In 2012, rapper Trip Lee released his fourth studio album, “The Good Life,” to critical acclaim success on the charts. He was one of Christian hip-hop’s fastest rising stars. So it came as a surprise when the 24-year-old announced he was stepping away from music. Lee started serving as a pastor in his church in Washington, D.C., and making music was not on his mind at the time.
Fast-forward two years, and Lee has come out of retirement, offering fans his fifth album, “Rise.” Lee presents listeners with a great rap album, proclaiming his savior with diverse sound and quality lyrics.
One of Lee’s strengths is his ability to rap in a variety of different genres, and “Rise” showcases this. No two songs sound the same, but Lee sounds comfortable on each one, whether it’s a poppy track, a slow ballad, or a pump-up song. Whenever an album has a diverse sound, it runs the risk of sounding disjointed, but “Rise” flows smoothly.
Much of rap today is more focused on the beats rather than the lyrics. Fortunately, Lee does not fall into this category. He has never been one to shy away from rapping about his savior, and “Rise” is no exception, but he also chooses to tackle a number of other subjects as well.
On “All My Love,” he tells the story of a married man struggling to remain faithful to his wife. Lee gives listeners a brief history of Reach Records on “All Rise Up” while addressing those who believe that Lee and his fellow Christian rappers are in it for the money.
“Beautiful Life 2” is a heartfelt letter addressed to Lee’s children, who make cameos in the song. Lee’s storytelling skills, while not on par with Tolkien’s or Kendrick Lamar’s, are above average, and they are only enhanced by Lee’s ability to switch up his flow.
One of the most fun songs on the album is “Manolo,” a song made to blare out the windows of your 1994 Honda Civic as you ride through your college campus. On first listen, it may sound like Lee is just rapping about guns (there’s no explicit references to God or the Bible), but a closer look shows that he is using the gun as an extended metaphor for God’s Word.
On the other side of the sound spectrum is the powerful album closer, “Sweet Victory.” Over a beat that would sound right at home on a Lana Del Rey song, Lee raps about the struggles that he has faced, specifically with his chronic fatigue syndrome. He goes on to talk about how we can rest in the knowledge that we have victory in Jesus, although we may be suffering right now.
“Rise” does have a few missteps, however. Although the album does not have any filler tracks, a 90-second spoken interlude in the middle of the album disrupts the flow and feels unnecessary, especially when the song that follows talks about the same subject.

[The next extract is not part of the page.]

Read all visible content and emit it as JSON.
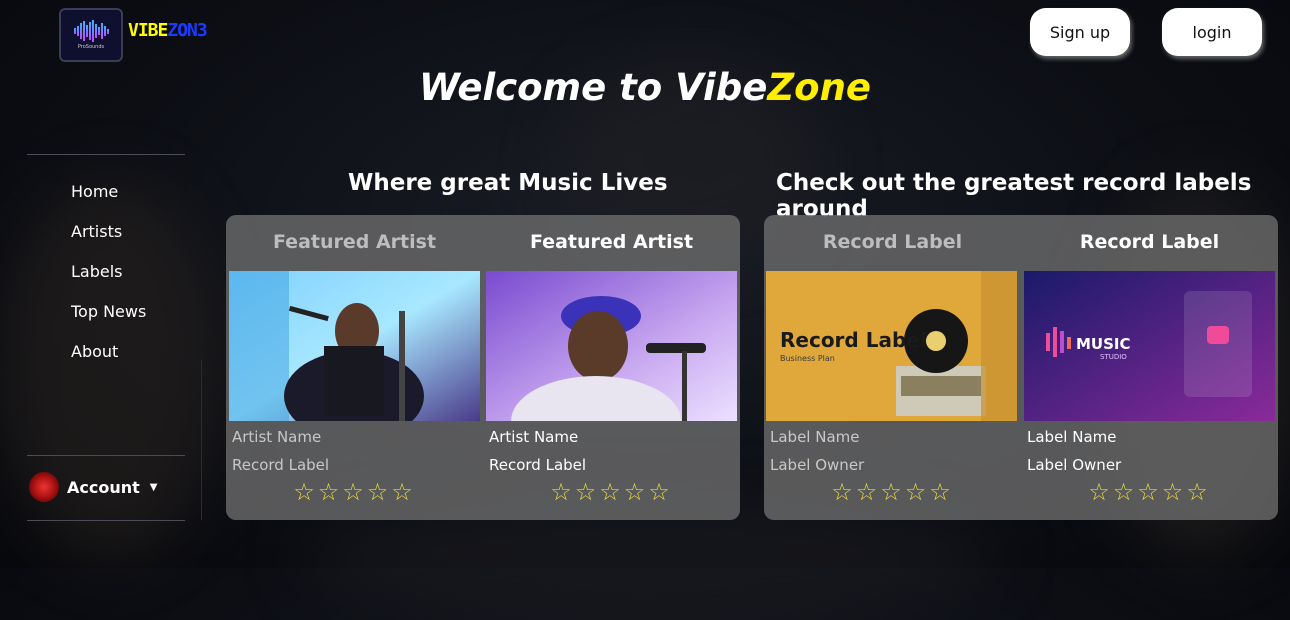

Some people may have a problem with the album’s diverse sound. And while Lee is not the most intricate lyricist, his wordplay in a few instances is unimpressive. In the song “Shweet,” (a song that sounds strangely similar to Drake’s summer hit, “0 to 100”) the line “get an umbrella–God reign” falls flat, as does “My wrist froze like ice cream.” He does make up for it with a reference to Dr. Dre.
“Rise” is one of the best rap albums of 2014. It will inevitably draw comparisons to Lecrae’s “Anomaly,” but that shouldn’t affect how people listen to this album. “Rise” displays Lee’s skills in lyricism and story-telling ability, but he doesn’t let his talents take center stage. Instead, he plays the background to his creator, and in the end, that’s what we as Christians should focus on: bragging on our Lord.
Jon Gallardo is a junior journalism major and sports editor for Cedars. He loves playing basketball and quoting Napoleon Dynamite. He hopes one day to play in the NBA.